In primitive human hunter-gatherer society we can see a similar dynamic at play.  Gathered foods are unremarkable staples.  A large kill, on the other hand, is a cause for celebration and feasting.  Tribal leaders or the leader of the hunting party apportion out the prime cuts according to a complex mix of societal needs.  They decide who gets the desirable cuts of offal, and how the meat is apportioned.

Fast forward to modern society and we still celebrate our feasts with a big “kill”.  It may be a Turkey or a Goose for Thanksgiving or Christmas, in the South Pacific it is more likely a suckling pig, in Muslim countries a sheep or a goat.  Nothing quite sets up a festival like the sight of large animals roasting over an open fire on a spit.  It speaks of plenty, it says there will be something for everyone.

We have different rituals around feast meals than we have around our daily fare.  And what is most interesting is that a ritual surrounding a food makes it taste better.

For a food marketing company, the secret to the success of a product may be to design a ritual for its consumption.

In one experiment, Kathleen Vohs from the University of Minnesota and colleagues explored how ritual affected people’s experience of eating a chocolate bar. Half of the people in the study were instructed to relax for a moment and then eat the chocolate bar as they normally would. The other half were given a simple ritual to perform, which involved breaking the chocolate bar in half while it was still inside its wrapper, and then unwrapping each half and eating it in turn.

Something about carefully following these instructions before eating the chocolate bar had a dramatic effect. People who had focused on the ritual said they enjoyed eating the chocolate more, rating the experience 15% higher than the control group. They also spent longer eating the chocolate, savouring the flavour for 50% longer than the control group. Perhaps most persuasively, they also said they would pay almost twice as much for such a chocolate.

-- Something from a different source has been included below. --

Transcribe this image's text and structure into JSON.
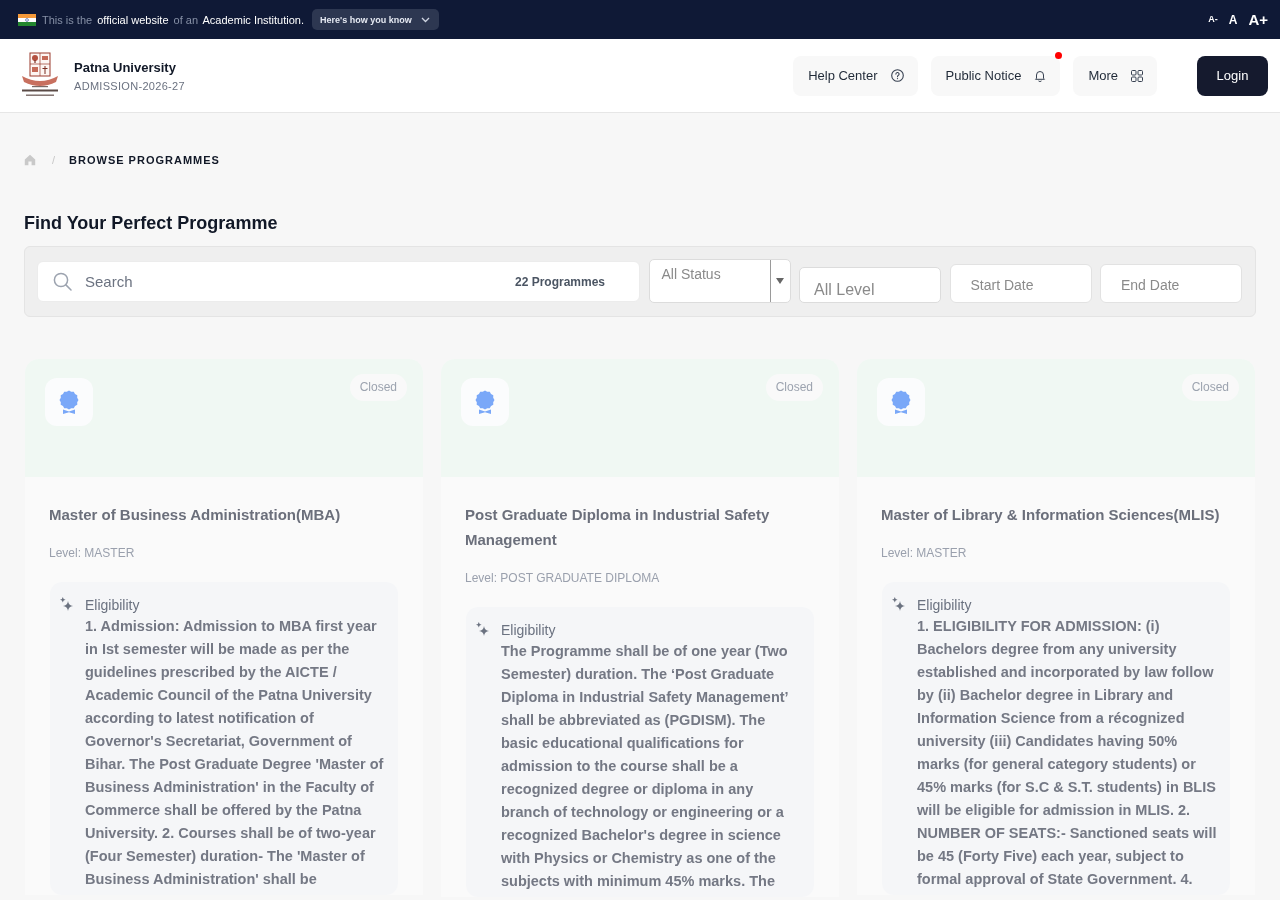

This experiment shows that a small act can significantly increase the value we get from a simple food experience. Vohs and colleagues went on to test the next obvious question – how exactly do rituals work this magic? Repeating the experiment, they asked participants to describe and rate the act of eating the chocolate bar. Was it fun? Boring? Interesting? This seemed to be a critical variable – those participants who were made to perform the ritual rated the experience as more fun, less boring and more interesting. Detailed analysis showed that this was the reason they enjoyed the chocolate more, and were more willing to pay extra.

So, rituals appear to make people pay attention to what they are doing, allowing them to concentrate their minds on the positives of a simple pleasure. But could there be more to rituals?

In his book, The Symbolic Species, Terrance Deacon claims that ritual played a part in human evolution at the transition point where we began to acquire the building blocks of language.  The point when we rose above chimps to become humans.

Deacon’s argument is that the very first “symbols” we used to communicate, the things that became the roots of human language, were extended and complex sequences of group behaviours, rituals. These symbols began as family groups shared the spoils of hunting. Early humans needed a way to tell each other who had what responsibilities and which privileges; who was part of the family, and who could share the food. Rituals were the answer to the conundrum of connecting human groups and checking they had a shared understanding of how the group worked.

So, according to this theory, our love of rituals evolved with our need to share food. Primitive humans who performed rituals had less in-fighting and more offspring. We programmed ourselves to enjoy food ritual.  As a result, foods with rituals are more enjoyable.

Feast;  by Edna St. Vincent Millay

I drank at every vine.

The last was like the first.

I came upon no wine

So wonderful as thirst.
I gnawed at every root.

I ate of every plant.

I came upon no fruit

So wonderful as want.
Feed the grape and bean

To the vintner and monger:

I will lie down lean

With my thirst and my hunger.